When you get down to the fundamentals, it’s simple truth. Yet all too often we don’t acknowledge it. You cannot give what you do not have. For example, I cannot give you a horse, or the moon, or one million dollars. I might want to give you one of those things, or maybe even all three of them, but I can’t. My wanting to and your desire for me to give them to you cannot override the fact that I don’t have those things to give. No matter how much I want to. No matter how much you want them. Neither of us can change the fact that since I don’t have them, I cannot give them.
What you Have Not Received
The physical example of things is easy enough to understand, but it works the same with intangibles, like love and forgiveness and grace. You see, I cannot give you what I have not received, what I have not embraced. This is not to say that love, forgiveness, and grace are not available to me. No, they are readily available to everyone through the person of Jesus Christ from God the Father by the power of the Holy Spirit. These three, and others like them, are available, pressed down and running over. In fact, many of us would say that we have accepted and received these from the Father, but if that is so, then why aren’t we walking in them?
Mom, if you’ve accepted and received forgiveness from the Father, extend it to your children. If you’ve received love, give it. If you have experienced forgiveness, extended it to your “That child.” Why do we withhold from them what we’ve been so generously given? Why do we resist sharing what we have in abundance? Why are we stingy with the blessings of God?
I’m going to venture a guess as to why we do this. And my hunch is based on my own experience. I know that I was once an unforgiving and angry mom because I was like the servant. I had a debt of sin that I couldn’t repay. I’d been forgiven, but I didn’t really get it. I didn’t get the enormity of my debt, it’s hideousness in contrast to His holiness, and I didn’t get the power of His forgiveness, the completeness of it, His delight in granting it.
I’d been forgiven, but I hadn’t really received that forgiveness, allowed it to wash over me, to contemplate it’s value or it’s power.
So, when one of my kids did something, when “That child” misbehaved or rebelled, well, I got angry and incensed. They didn’t deserve my forgiveness. I considered it my right to be offended, to hold the offense against them. I didn’t get what I’d been given. Look, if you are finding it hard or maybe even impossible to forgive your children (or anyone else), then I’d suggest that it’s because you aren’t realizing the forgiveness you’ve been given. You can’t give it because you don’t have it. You’re not walking in the Light of His life. If you were, it wouldn’t be so difficult.
Look, when you get what you’ve been forgiven, you cannot help but look for opportunities to forgive. When you get the grace, the gift of salvation given which you neither deserve nor earned, then you cannot help but graciously respond to others.

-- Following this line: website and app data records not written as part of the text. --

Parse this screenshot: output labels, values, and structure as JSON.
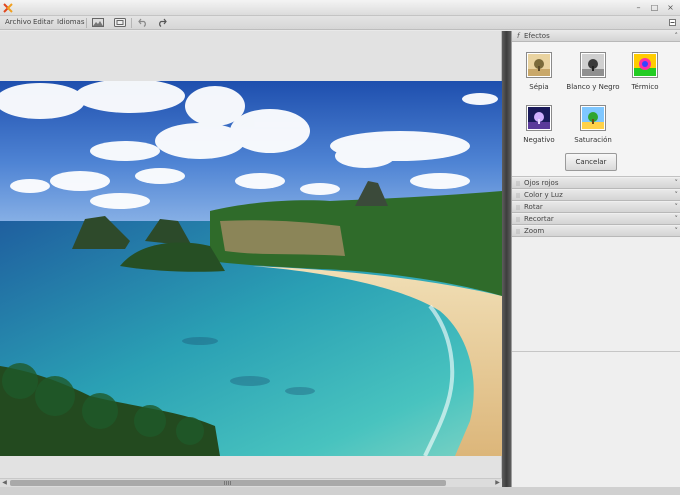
{
  "menu": {
    "items": [
      "Archivo",
      "Editar",
      "Idiomas"
    ]
  },
  "toolbar": {
    "tools": [
      "image-icon",
      "compare-icon",
      "undo-icon",
      "redo-icon"
    ]
  },
  "panel": {
    "effects_title": "Efectos",
    "effects": [
      {
        "label": "Sépia",
        "icon": "sepia-thumbnail-icon"
      },
      {
        "label": "Blanco y Negro",
        "icon": "black-white-thumbnail-icon"
      },
      {
        "label": "Térmico",
        "icon": "thermal-thumbnail-icon"
      },
      {
        "label": "Negativo",
        "icon": "negative-thumbnail-icon"
      },
      {
        "label": "Saturación",
        "icon": "saturation-thumbnail-icon"
      }
    ],
    "cancel_label": "Cancelar",
    "sections": [
      "Ojos rojos",
      "Color y Luz",
      "Rotar",
      "Recortar",
      "Zoom"
    ]
  },
  "colors": {
    "divider": "#4a4a4a",
    "sky": "#3a6fc4",
    "sea": "#2a9fb0",
    "sand": "#e6cfa0"
  }
}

When you glimpse the love that chose to die on Calvary to pay your sin debt, the perfect sacrifice for your ugly, small, secret, overt, denied and deliberate sin, then you look for others to love unconditionally, extravagantly, and persistently. When you get what you’ve been given, you are driven to give it to others. You’re not driven by compulsion. You won’t have an I’ve-got-to-do-this obligation. Instead, you will have an inner desire to share out of the overflow of unearned abundance, abounding blessings, and bountiful gifts. Salvation is yours, but now you want to share it with others.
Mom, do you know this kind of forgiveness, this kind of love, this kind of grace? When did you last consider all that you have been forgiven?